**Problem statement**
Nothing may be left out, so copy every entry exactly.

**Data for this task**
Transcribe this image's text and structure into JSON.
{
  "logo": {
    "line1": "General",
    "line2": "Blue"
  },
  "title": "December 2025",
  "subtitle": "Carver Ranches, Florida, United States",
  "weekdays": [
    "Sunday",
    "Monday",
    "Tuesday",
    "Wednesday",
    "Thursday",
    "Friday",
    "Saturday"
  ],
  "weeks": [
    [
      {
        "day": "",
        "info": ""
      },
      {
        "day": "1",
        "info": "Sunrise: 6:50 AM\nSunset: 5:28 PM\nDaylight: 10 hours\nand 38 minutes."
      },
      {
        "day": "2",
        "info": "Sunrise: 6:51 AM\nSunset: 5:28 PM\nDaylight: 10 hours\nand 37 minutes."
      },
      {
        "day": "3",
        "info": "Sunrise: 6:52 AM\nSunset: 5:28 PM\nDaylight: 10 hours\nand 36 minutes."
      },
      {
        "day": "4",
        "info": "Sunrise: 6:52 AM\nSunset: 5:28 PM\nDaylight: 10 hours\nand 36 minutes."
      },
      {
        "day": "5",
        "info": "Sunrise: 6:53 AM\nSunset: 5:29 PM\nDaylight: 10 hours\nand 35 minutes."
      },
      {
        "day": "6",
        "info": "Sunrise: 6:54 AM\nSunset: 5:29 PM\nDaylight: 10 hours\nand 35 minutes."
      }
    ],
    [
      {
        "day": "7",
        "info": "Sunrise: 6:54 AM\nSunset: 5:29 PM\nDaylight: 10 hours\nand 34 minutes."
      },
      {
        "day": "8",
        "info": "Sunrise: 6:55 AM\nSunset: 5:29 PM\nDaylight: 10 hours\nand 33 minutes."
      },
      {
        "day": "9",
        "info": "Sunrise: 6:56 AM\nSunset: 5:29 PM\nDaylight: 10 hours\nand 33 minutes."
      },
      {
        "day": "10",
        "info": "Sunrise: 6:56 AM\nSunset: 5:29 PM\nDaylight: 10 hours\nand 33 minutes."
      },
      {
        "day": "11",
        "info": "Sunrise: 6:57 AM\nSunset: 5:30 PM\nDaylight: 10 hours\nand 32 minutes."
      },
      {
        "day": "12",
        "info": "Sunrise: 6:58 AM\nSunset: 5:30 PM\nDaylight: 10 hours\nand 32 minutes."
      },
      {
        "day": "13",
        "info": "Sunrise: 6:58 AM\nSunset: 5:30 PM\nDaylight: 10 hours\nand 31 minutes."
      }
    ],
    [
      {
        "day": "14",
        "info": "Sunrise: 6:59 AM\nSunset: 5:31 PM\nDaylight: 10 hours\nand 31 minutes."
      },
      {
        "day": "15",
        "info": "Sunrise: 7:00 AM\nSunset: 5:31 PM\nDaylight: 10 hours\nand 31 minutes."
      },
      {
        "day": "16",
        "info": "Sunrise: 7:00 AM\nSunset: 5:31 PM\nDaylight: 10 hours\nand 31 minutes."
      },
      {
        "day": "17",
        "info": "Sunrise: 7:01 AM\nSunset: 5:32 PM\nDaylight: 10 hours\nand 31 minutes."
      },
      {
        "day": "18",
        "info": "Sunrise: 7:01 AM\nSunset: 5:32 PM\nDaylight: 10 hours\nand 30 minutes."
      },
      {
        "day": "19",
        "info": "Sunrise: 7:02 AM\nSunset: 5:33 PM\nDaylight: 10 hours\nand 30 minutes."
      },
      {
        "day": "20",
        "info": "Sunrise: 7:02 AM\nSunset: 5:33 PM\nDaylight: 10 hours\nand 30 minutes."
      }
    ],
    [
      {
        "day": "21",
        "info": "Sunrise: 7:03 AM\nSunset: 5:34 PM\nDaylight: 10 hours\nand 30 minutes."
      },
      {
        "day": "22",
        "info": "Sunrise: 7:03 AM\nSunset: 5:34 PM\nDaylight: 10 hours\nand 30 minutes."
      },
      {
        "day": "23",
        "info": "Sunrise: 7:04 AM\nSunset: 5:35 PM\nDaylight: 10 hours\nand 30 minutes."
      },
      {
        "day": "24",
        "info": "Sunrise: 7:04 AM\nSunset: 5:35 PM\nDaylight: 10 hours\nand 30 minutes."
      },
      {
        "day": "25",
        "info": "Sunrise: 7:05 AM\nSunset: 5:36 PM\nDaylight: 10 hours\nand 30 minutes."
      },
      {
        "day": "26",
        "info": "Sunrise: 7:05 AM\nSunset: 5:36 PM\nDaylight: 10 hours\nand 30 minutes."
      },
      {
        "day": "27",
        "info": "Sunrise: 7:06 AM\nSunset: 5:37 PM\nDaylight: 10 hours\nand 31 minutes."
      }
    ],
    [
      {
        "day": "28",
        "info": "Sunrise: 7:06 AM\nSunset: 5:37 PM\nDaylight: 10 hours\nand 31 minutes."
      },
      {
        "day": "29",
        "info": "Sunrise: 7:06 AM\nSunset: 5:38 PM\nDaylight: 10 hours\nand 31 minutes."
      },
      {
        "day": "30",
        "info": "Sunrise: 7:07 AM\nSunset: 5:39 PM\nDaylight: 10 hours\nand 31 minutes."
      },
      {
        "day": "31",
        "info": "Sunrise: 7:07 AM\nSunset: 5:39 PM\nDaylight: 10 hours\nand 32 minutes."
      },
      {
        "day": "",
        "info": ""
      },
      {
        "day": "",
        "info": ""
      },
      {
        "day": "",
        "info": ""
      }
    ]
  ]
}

**Solution below**
Transcribe this image's text and structure into JSON.
{
  "logo": {
    "line1": "General",
    "line2": "Blue"
  },
  "title": "December 2025",
  "subtitle": "Carver Ranches, Florida, United States",
  "weekdays": [
    "Sunday",
    "Monday",
    "Tuesday",
    "Wednesday",
    "Thursday",
    "Friday",
    "Saturday"
  ],
  "weeks": [
    [
      {
        "day": "",
        "info": ""
      },
      {
        "day": "1",
        "info": "Sunrise: 6:50 AM\nSunset: 5:28 PM\nDaylight: 10 hours\nand 38 minutes."
      },
      {
        "day": "2",
        "info": "Sunrise: 6:51 AM\nSunset: 5:28 PM\nDaylight: 10 hours\nand 37 minutes."
      },
      {
        "day": "3",
        "info": "Sunrise: 6:52 AM\nSunset: 5:28 PM\nDaylight: 10 hours\nand 36 minutes."
      },
      {
        "day": "4",
        "info": "Sunrise: 6:52 AM\nSunset: 5:28 PM\nDaylight: 10 hours\nand 36 minutes."
      },
      {
        "day": "5",
        "info": "Sunrise: 6:53 AM\nSunset: 5:29 PM\nDaylight: 10 hours\nand 35 minutes."
      },
      {
        "day": "6",
        "info": "Sunrise: 6:54 AM\nSunset: 5:29 PM\nDaylight: 10 hours\nand 35 minutes."
      }
    ],
    [
      {
        "day": "7",
        "info": "Sunrise: 6:54 AM\nSunset: 5:29 PM\nDaylight: 10 hours\nand 34 minutes."
      },
      {
        "day": "8",
        "info": "Sunrise: 6:55 AM\nSunset: 5:29 PM\nDaylight: 10 hours\nand 33 minutes."
      },
      {
        "day": "9",
        "info": "Sunrise: 6:56 AM\nSunset: 5:29 PM\nDaylight: 10 hours\nand 33 minutes."
      },
      {
        "day": "10",
        "info": "Sunrise: 6:56 AM\nSunset: 5:29 PM\nDaylight: 10 hours\nand 33 minutes."
      },
      {
        "day": "11",
        "info": "Sunrise: 6:57 AM\nSunset: 5:30 PM\nDaylight: 10 hours\nand 32 minutes."
      },
      {
        "day": "12",
        "info": "Sunrise: 6:58 AM\nSunset: 5:30 PM\nDaylight: 10 hours\nand 32 minutes."
      },
      {
        "day": "13",
        "info": "Sunrise: 6:58 AM\nSunset: 5:30 PM\nDaylight: 10 hours\nand 31 minutes."
      }
    ],
    [
      {
        "day": "14",
        "info": "Sunrise: 6:59 AM\nSunset: 5:31 PM\nDaylight: 10 hours\nand 31 minutes."
      },
      {
        "day": "15",
        "info": "Sunrise: 7:00 AM\nSunset: 5:31 PM\nDaylight: 10 hours\nand 31 minutes."
      },
      {
        "day": "16",
        "info": "Sunrise: 7:00 AM\nSunset: 5:31 PM\nDaylight: 10 hours\nand 31 minutes."
      },
      {
        "day": "17",
        "info": "Sunrise: 7:01 AM\nSunset: 5:32 PM\nDaylight: 10 hours\nand 31 minutes."
      },
      {
        "day": "18",
        "info": "Sunrise: 7:01 AM\nSunset: 5:32 PM\nDaylight: 10 hours\nand 30 minutes."
      },
      {
        "day": "19",
        "info": "Sunrise: 7:02 AM\nSunset: 5:33 PM\nDaylight: 10 hours\nand 30 minutes."
      },
      {
        "day": "20",
        "info": "Sunrise: 7:02 AM\nSunset: 5:33 PM\nDaylight: 10 hours\nand 30 minutes."
      }
    ],
    [
      {
        "day": "21",
        "info": "Sunrise: 7:03 AM\nSunset: 5:34 PM\nDaylight: 10 hours\nand 30 minutes."
      },
      {
        "day": "22",
        "info": "Sunrise: 7:03 AM\nSunset: 5:34 PM\nDaylight: 10 hours\nand 30 minutes."
      },
      {
        "day": "23",
        "info": "Sunrise: 7:04 AM\nSunset: 5:35 PM\nDaylight: 10 hours\nand 30 minutes."
      },
      {
        "day": "24",
        "info": "Sunrise: 7:04 AM\nSunset: 5:35 PM\nDaylight: 10 hours\nand 30 minutes."
      },
      {
        "day": "25",
        "info": "Sunrise: 7:05 AM\nSunset: 5:36 PM\nDaylight: 10 hours\nand 30 minutes."
      },
      {
        "day": "26",
        "info": "Sunrise: 7:05 AM\nSunset: 5:36 PM\nDaylight: 10 hours\nand 30 minutes."
      },
      {
        "day": "27",
        "info": "Sunrise: 7:06 AM\nSunset: 5:37 PM\nDaylight: 10 hours\nand 31 minutes."
      }
    ],
    [
      {
        "day": "28",
        "info": "Sunrise: 7:06 AM\nSunset: 5:37 PM\nDaylight: 10 hours\nand 31 minutes."
      },
      {
        "day": "29",
        "info": "Sunrise: 7:06 AM\nSunset: 5:38 PM\nDaylight: 10 hours\nand 31 minutes."
      },
      {
        "day": "30",
        "info": "Sunrise: 7:07 AM\nSunset: 5:39 PM\nDaylight: 10 hours\nand 31 minutes."
      },
      {
        "day": "31",
        "info": "Sunrise: 7:07 AM\nSunset: 5:39 PM\nDaylight: 10 hours\nand 32 minutes."
      },
      {
        "day": "",
        "info": ""
      },
      {
        "day": "",
        "info": ""
      },
      {
        "day": "",
        "info": ""
      }
    ]
  ]
}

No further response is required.